Quran Majeed — a reader app for the Muslim sacred text with nearly one million users in China — was removed from Apple’s Chinese app store at the request of the Cyberspace Administration of China, the app’s developer told The Post on Friday.
It’s unclear exactly why Chinese authorities allegedly asked Apple to remove the app, but the country’s government is known to discriminate against Muslims. China has demolished mosques, imprisoned Uighur Muslims in detention camps and allegedly forced Muslim women to undergo abortions in what some of the country’s critics say is a campaign of genocide.
Apple did not immediately reply to a request for comment on the app’s removal, which was first reported by the BBC.

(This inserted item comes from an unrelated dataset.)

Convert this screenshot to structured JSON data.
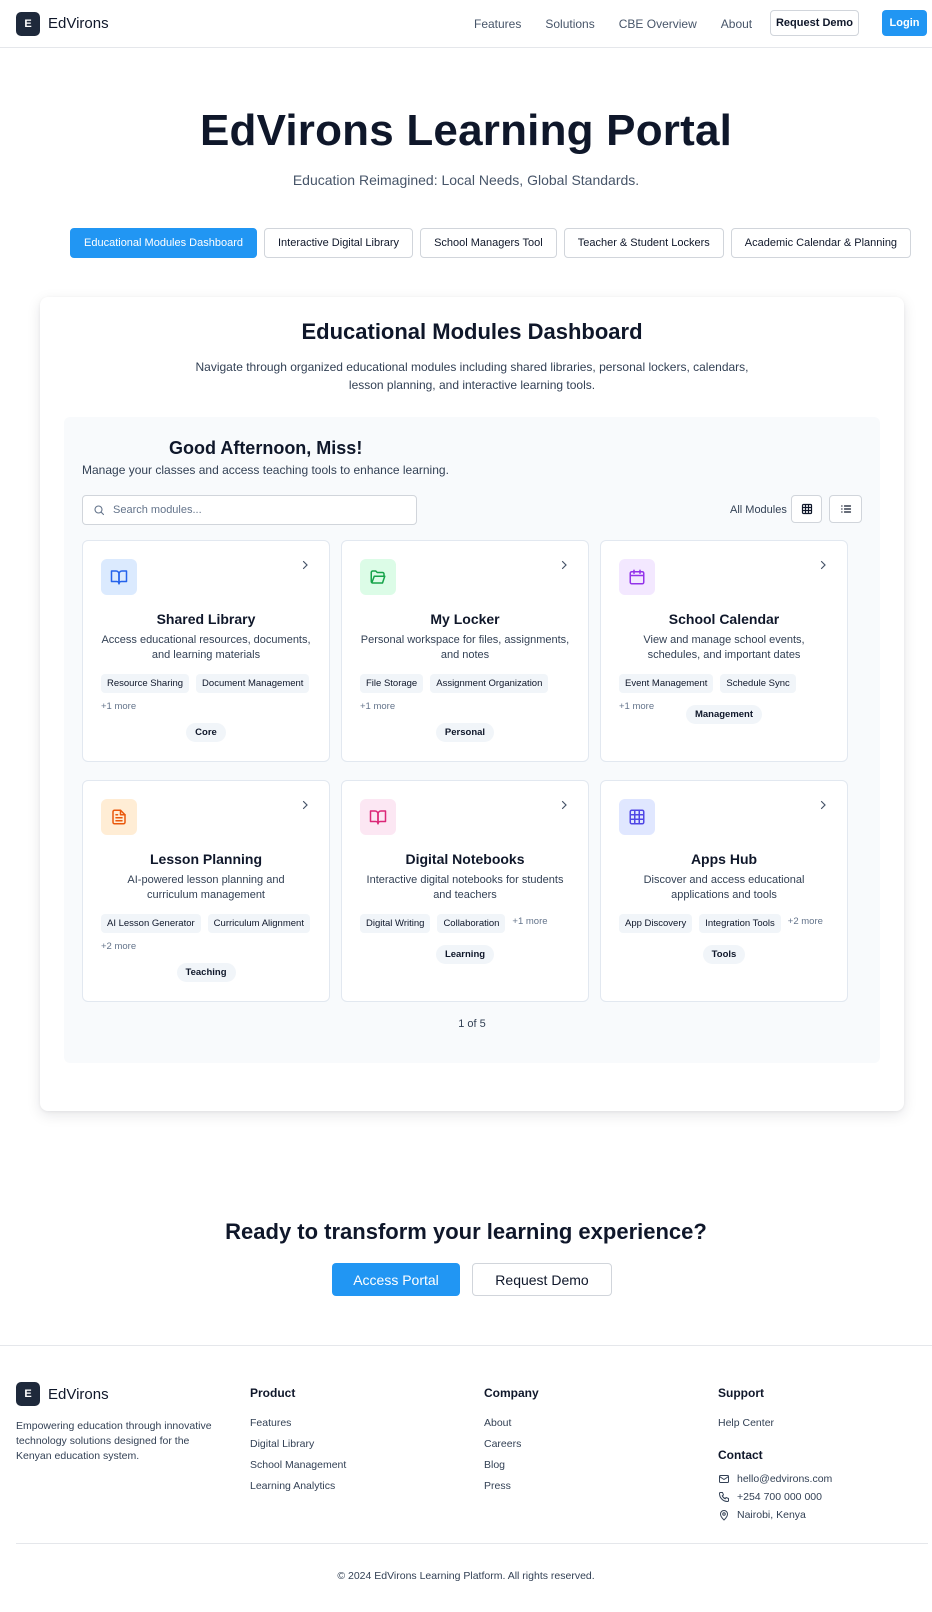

“Quran Majeed app was removed from the China app store,” said Hasan Shafiq Ahmed, a spokesperson for the Pakistan-based developer behind the app, in an email to The Post. “Apple advised us to contact the Cyberspace Administration of China.”

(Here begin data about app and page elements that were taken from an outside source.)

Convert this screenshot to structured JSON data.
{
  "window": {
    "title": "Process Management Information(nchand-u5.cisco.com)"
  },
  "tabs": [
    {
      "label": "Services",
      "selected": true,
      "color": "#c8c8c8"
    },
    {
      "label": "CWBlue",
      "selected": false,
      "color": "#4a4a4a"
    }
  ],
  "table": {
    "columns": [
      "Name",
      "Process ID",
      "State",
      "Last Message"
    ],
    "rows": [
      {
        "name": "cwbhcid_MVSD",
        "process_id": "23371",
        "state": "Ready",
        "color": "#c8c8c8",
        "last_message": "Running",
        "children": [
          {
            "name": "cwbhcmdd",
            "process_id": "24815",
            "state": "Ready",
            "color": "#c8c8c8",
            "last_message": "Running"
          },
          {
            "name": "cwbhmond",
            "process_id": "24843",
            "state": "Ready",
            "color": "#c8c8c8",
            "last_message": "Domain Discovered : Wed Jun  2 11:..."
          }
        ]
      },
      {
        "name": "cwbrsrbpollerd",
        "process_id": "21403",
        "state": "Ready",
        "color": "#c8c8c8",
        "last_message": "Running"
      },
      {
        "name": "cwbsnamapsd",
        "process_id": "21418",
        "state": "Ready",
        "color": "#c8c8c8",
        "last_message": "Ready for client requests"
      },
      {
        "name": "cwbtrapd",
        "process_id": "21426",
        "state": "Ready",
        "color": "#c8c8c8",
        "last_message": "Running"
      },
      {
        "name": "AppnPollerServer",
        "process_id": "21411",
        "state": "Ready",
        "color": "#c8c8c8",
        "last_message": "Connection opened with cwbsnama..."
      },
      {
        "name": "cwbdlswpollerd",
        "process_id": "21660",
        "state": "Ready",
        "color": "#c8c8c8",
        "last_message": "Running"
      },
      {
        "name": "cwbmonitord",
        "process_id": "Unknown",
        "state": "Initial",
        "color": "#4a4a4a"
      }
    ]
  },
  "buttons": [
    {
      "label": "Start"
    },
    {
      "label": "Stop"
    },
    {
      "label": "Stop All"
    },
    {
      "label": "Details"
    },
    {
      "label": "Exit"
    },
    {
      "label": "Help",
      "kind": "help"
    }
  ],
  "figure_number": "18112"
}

“We are trying to get in touch with [cyberspace administration] and relevant Chinese authorities to move forward so Quran Majeed app can be restored,” he added.
The Cyberspace Administration of China did not immediately return a call from The Post requesting comment.

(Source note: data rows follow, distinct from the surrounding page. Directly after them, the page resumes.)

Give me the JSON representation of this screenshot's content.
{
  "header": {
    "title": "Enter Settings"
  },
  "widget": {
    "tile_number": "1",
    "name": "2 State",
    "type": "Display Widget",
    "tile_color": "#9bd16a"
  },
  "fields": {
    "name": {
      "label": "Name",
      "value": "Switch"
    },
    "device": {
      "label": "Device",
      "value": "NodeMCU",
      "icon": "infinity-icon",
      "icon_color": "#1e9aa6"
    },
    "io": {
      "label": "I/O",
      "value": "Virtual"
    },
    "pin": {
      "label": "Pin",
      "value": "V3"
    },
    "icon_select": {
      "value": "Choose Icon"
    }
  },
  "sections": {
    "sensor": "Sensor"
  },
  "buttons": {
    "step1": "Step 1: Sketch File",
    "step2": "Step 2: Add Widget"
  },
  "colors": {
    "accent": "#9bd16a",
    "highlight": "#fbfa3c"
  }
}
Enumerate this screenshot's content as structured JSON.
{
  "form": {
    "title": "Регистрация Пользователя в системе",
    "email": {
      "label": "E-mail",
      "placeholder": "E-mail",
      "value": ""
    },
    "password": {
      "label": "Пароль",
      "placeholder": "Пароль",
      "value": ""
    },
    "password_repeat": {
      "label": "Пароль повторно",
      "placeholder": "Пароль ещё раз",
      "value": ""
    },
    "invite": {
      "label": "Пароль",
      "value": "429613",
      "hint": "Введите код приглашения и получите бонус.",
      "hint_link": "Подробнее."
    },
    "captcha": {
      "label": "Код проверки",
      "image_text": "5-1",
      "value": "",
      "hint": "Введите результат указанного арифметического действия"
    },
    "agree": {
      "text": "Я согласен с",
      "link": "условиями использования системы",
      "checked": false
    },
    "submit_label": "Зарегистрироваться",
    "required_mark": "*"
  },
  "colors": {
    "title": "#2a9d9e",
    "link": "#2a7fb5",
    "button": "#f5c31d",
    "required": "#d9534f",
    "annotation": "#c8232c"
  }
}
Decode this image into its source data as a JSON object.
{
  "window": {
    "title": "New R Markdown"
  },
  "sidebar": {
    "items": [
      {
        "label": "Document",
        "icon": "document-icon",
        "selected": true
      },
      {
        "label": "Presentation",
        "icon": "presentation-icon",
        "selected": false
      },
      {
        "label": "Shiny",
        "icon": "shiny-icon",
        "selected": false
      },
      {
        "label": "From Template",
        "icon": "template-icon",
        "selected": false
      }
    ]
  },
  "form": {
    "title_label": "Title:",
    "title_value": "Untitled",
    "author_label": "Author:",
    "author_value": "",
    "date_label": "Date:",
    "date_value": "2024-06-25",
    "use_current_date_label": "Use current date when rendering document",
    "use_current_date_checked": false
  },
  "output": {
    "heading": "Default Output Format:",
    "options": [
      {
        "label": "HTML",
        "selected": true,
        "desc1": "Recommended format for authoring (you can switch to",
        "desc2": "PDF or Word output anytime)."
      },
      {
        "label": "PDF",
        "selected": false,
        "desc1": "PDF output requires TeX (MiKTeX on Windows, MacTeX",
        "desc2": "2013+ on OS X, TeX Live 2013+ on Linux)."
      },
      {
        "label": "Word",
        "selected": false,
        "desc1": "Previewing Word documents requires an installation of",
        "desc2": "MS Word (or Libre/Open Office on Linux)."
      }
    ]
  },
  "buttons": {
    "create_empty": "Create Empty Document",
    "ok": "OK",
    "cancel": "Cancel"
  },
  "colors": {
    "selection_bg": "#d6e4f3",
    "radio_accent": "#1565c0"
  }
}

The Council on American–Islamic Relations, a Washington, DC-based civil rights group, accused Apple of enabling genocide and called on the company to reverse the decision.
“Apple is enabling China’s religious persecution, including the ongoing genocide of Uyghur Muslims,” said the group’s national deputy director, Edward Ahmed Mitchell, in a statement. “If American corporations don’t grow a spine and stand up to China right now, they risk spending the next century subservient to the whims of a fascist superpower.”
This is not the first time Apple has been accused of bowing to the Chinese government’s demands for censorship.
Earlier this year, human rights researchers found that Apple bans Chinese customers from engraving phrases like “human rights,” “freedom of the press” and references to the Dalai Lama and Tiananmen Square massacre on its devices.
And in 2019, Apple allegedly helped Hong Kong police suppress pro-democracy protesters by banning an app used to organize protests.